Review: Camp Tiger by Susan Choi

Camp Tiger by Susan Choi

Camp Tiger by Susan Choi, illustrated by John Rocco (9780399173295)

A remarkable picture book about saying goodbye to summer with one final September camping trip that just happens to involve a tiger. A boy heads out on a camping trip with his older brother and his parents. He is dreading the end of summer and going to first grade. They arrive at Mountain Pond, filled with lots of quiet and nature. But as they are setting up the tents, a tiger enters their camp. It’s a real tiger who talks. The tiger asks if they have another tent that he could use as he feels cold now even in his cave. The family sets it up and the boy climbs in along with the tiger. They nestle together for a time. The tiger stays all weekend with the family, going on hikes, heading out in the canoe, even helping with the fishing. But then, the tiger is gone. The family heads back home, but it’s a trip that no one will ever forget.

I am trying not to simply gush in superlatives about this book. Choi captures the tension of growing up, of wishing time would stand still, of hating the new responsibilities of chores, and longing for kindergarten again. She writes of that with a clarity and ease that honors the child’s feelings. Then the tiger enters, realistic and bold, and at first readers try to puzzle out if the talking tiger is real or not. By the end of the book, it doesn’t matter. Just knowing the tiger, experiencing the tiger was enough. It doesn’t have to be answered as they head back to school and home.

Rocco’s illustrations are just as well done as the text. His illustrations make the tiger almost more realistic than the humans in the story. The tiger swims, sits in firelight, snuggles close, and weighs down the canoe. The final night they have together is filled with starlight and quiet that Rocco captures so beautifully.

Surreal and realistic in the best possible mash-up. Appropriate for ages 4-6.

Reviewed from ARC provided by G.P. Putnam’s Sons Books for Young Readers.

Review: The Second Sky by Patrick Guest

The Second Sky by Patrick Guest

The Second Sky by Patrick Guest, illustrated by Jonathan Bentley (9780802855206)
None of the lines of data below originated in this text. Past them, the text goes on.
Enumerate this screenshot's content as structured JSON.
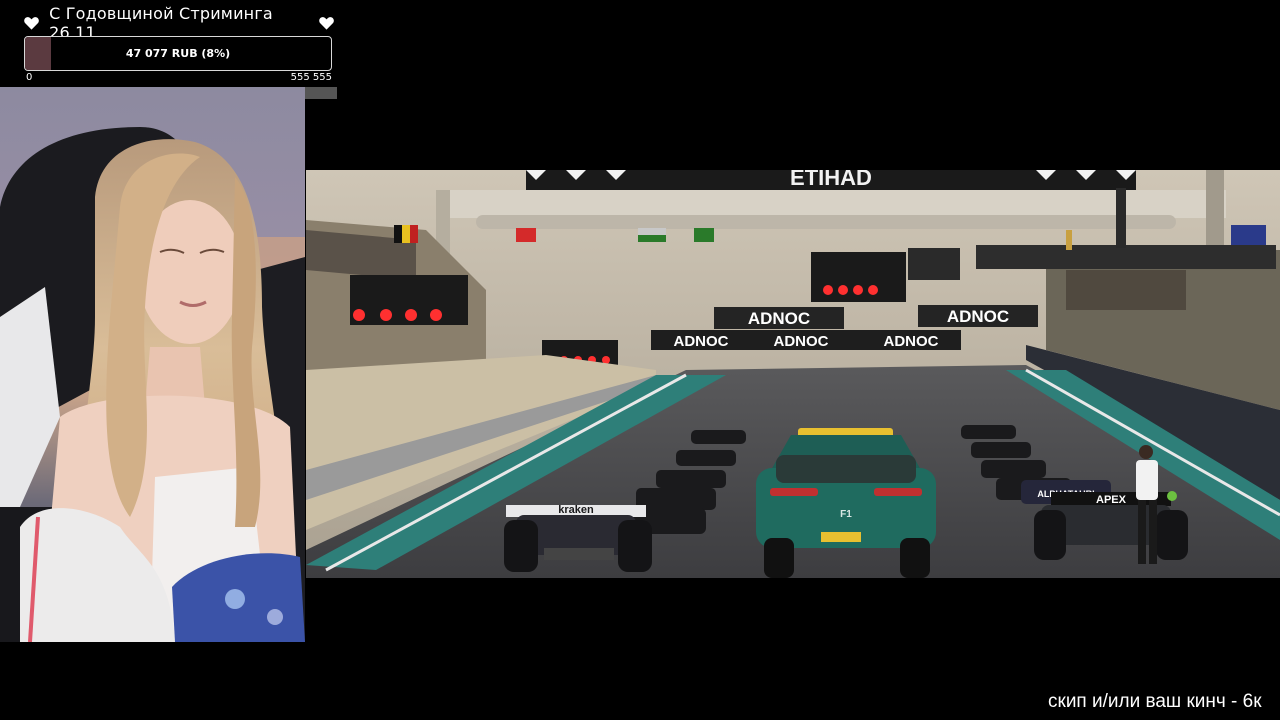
{
  "goal": {
    "title": "С Годовщиной Стриминга 26.11",
    "amount_label": "47 077 RUB (8%)",
    "current": 47077,
    "target": 555555,
    "progress_percent": 8,
    "scale_min": "0",
    "scale_max": "555 555",
    "fill_color": "#5b3a40"
  },
  "video": {
    "top_banner": "ETIHAD",
    "sponsor_boards": [
      "ADNOC",
      "ADNOC",
      "ADNOC",
      "ADNOC",
      "ADNOC"
    ],
    "car_labels": [
      "kraken",
      "ALPHATAURI",
      "APEX",
      "F1"
    ]
  },
  "ticker": {
    "text": "скип и/или ваш кинч - 6к"
  }
}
A little penguin wants to learn to fly, but he is more fuzz than feathers and doesn’t have very long wings. So when he tries to flap and fly, he ends up falling onto his bottom. His parents try to explain that he is a penguin and not a goose, but Gilbert won’t give up. He wants to reach the stars and fly above mountains. When Gilbert’s feathers come in, he tries some more to fly, but still can’t leave the ground. Inspired by an albatross flying above him, he heads to a cliff and jumps off. Instead of flying though, he tumbles down the side and into the sea. It is there, in the deep water, the Gilbert realizes that penguins can fly too, just in their own way.

Shortlisted for the 2018 Early Childhood Book of the Year by the Children’s Book Council of Australia, this picture book combines incredible illustrations with a strong story of finding your own way to reach your dreams. Gilbert is a hardy and fearless little fellow, determined to fly. The moment when he is at the top of the cliff is a huge turning point in his story and readers will be holding their breath to see what happens. The result is exceptionally satisfying.

Bentley’s illustrations are lovely. They capture the vistas of the frozen landscape, have the solid black figures of the other penguins. Yet they also soften around Gilbert and his fuzz, showing a rotund little penguin with big dreams. That softness plays nicely against the ice and snow. When Gilbert enters the water and the pages fill with blues and greens, the colors seem even more intense and vivid.

A little penguin with big dreams whose story is worth reading. Appropriate for ages 3-5.

Reviewed from copy provided by Eerdmans Books for Young Readers